Your junior advisees have chosen to work with you because of their enthusiasm for your field—and quite often because you and they have developed a good rapport. Many juniors will study off-campus at some point during the year - an exciting prospect to which they have likely been looking forward since the moment they chose to attend Dickinson. Students who remain on campus will also enjoy expanded opportunities, though some may also feel “left behind.” Regardless of geographic location, you may want to remind your advisees of the importance of summer internships and direct them to the Career Center for guidance. Likewise, students who are planning to go on to graduate study may want to explore opportunities for research. The world beyond the limestone walls is beckoning, and many advisors find it timely to encourage students to think broadly about personal goals, professional aspirations, and civic priorities. What meaning are your advisees discovering in their experience at Dickinson? What insights have they gained about themselves? What’s next for them?

For Juniors in Study Abroad programs

Advisors generally hear very little from their advisees who study abroad during their junior year. If a student is enrolled in a Dickinson program, the program director will serve as the advisor for most situations. Never hesitate to send greetings and best wishes to your students abroad – they generally appreciate hearing from the Dickinson campus. After your advisees return, they often need to be reminded to complete the “Enrollment in Another Institution” form to request that appropriate courses be transferred to Dickinson. Back on campus, some students will make a seamless transition, but others may struggle. For both groups, the Center for Global Study & Engagement staff will serve as an important resource. You may find it beneficial to encourage your students to take advantage of the Global Ed programs designed for returning students.

For Juniors who remain on campus

These juniors have different opportunities than those who go abroad. Many will be able to move into positions of leadership in campus initiatives and organizations. Depending on your field, you may want to encourage your advisees to take advantage of opportunities like internships and off-campus programs (e.g. CPC exchange programs in the consortium, Washington, D.C.).

September

  • Welcome your advisees back. If your department has special meetings with majors, make sure that your advisees know about it and feel welcome – connecting with peers is an important academic and social experience for recently declared majors.
  • Encourage juniors to consider the leadership opportunities that are available to them in campus activities, within your academic department, and in clubs or student groups related to your academic discipline.

October

  • October is advising month and, although juniors no longer need to have an Alternate PIN for Course Request Period, you should encourage them to sit down with you to discuss whether they are meeting their degree requirements and how to plan the remaining courses for their major.
  • If they haven’t printed off a “degree evaluation” since last semester, ask them to bring that document to their appointment.
  • Remember to review progress both in the major AND in fulfilling other requirements – particularly the completion of requisite language courses, lab sciences, and PE classes.
  • If any of your advisees have received a “U” grade at Roll Call, ask them to come see you to discuss strategies for improving their performance.
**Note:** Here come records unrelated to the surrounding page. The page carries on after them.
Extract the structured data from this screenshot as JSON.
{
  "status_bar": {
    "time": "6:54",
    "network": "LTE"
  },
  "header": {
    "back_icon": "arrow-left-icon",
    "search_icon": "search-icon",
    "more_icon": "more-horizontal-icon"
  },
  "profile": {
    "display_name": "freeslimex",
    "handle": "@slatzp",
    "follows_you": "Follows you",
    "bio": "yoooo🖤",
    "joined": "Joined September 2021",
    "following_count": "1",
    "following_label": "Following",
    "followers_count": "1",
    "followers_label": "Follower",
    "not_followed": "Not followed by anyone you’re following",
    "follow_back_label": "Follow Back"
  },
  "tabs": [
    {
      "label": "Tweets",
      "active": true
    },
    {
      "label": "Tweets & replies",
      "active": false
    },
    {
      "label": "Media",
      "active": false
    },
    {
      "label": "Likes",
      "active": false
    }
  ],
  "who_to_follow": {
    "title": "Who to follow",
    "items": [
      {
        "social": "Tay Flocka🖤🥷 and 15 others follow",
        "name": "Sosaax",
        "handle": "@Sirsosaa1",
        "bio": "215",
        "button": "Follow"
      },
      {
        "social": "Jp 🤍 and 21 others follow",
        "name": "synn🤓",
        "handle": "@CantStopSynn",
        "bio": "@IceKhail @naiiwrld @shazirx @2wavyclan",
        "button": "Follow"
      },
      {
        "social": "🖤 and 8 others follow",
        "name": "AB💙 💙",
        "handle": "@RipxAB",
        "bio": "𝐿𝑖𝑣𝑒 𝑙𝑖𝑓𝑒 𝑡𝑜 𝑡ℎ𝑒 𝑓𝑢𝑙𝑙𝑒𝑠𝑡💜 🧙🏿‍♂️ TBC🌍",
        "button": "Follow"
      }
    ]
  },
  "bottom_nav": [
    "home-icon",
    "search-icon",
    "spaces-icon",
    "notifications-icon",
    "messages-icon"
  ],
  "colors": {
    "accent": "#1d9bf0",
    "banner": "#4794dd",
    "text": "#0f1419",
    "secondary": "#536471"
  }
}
They should also meet with the professor who assigned the “U” grade. It is especially important to remind students whose GPAs are between 2.0 – 2.4 that they must maintain a cumulative GPA of 2.00 to remain in good academic standing.

November / Early December

  • Let your advisees know that you are available to answer questions or to discuss course options during Schedule Adjustment Period.

Late February / Early March

  • March is advising month, and your advisees should print off another “degree evaluation” so they have the most complete and up-to-date information before requesting courses for their senior year.
    If appropriate, advisees who have a cumulative GPA of at least 3.5 should be encouraged to explore graduate fellowships and awards listed on the Advising web site for scholarship programs appropriate for their interest and background.
  • If your advisee will not have at least 24 credits by the end of this term, suggest that he/she consider taking one or more summer school courses – either at Dickinson or at another institution. Remind your advisee to fill out the Enrollment at Another Institution form (from Registrar’s web site) and get the appropriate signatures before taking classes at another institution to ensure that the course work will transfer back (only grades of C or above will receive Dickinson credit).
  • Your role as an advisor in the major also includes helping students think through the opportunities ahead of them. When appropriate, encourage students to consider graduate school and start thinking about taking the GRE exams.